## ABOUT THIS EXERCISE
Check each line of the data for "false" and select those that have it.

## RECORDS PROVIDED
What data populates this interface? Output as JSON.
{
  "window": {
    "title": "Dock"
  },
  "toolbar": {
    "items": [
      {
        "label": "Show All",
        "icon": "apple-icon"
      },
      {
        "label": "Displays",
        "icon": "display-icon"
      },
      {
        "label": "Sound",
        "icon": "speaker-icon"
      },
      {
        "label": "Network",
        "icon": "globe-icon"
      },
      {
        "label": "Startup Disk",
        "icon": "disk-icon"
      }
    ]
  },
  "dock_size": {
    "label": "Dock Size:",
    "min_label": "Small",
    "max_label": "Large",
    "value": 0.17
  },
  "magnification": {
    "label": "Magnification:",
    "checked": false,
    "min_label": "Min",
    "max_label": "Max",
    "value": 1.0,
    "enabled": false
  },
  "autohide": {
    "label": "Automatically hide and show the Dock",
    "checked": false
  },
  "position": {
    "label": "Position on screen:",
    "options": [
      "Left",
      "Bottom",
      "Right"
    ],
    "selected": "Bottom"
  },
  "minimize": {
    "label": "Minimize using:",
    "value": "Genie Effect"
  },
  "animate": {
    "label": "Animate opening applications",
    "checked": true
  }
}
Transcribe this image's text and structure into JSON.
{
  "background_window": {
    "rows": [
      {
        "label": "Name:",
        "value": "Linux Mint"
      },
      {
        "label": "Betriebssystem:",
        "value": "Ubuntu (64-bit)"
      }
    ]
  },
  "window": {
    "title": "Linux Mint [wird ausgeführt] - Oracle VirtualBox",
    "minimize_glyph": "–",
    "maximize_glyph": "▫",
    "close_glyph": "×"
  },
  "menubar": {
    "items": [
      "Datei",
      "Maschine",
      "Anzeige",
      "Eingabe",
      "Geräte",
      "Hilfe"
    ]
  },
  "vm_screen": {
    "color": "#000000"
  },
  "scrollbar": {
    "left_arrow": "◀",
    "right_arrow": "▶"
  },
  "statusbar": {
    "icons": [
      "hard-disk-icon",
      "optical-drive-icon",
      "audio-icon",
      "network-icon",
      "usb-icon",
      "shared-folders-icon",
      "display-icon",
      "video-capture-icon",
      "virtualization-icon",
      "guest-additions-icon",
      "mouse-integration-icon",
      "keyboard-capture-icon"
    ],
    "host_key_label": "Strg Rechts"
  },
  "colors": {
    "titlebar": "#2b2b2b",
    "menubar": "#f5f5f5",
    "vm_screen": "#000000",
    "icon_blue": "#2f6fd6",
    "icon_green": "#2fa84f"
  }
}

## WRITTEN SOLUTION
    "checked": false,
    "enabled": false
    "checked": false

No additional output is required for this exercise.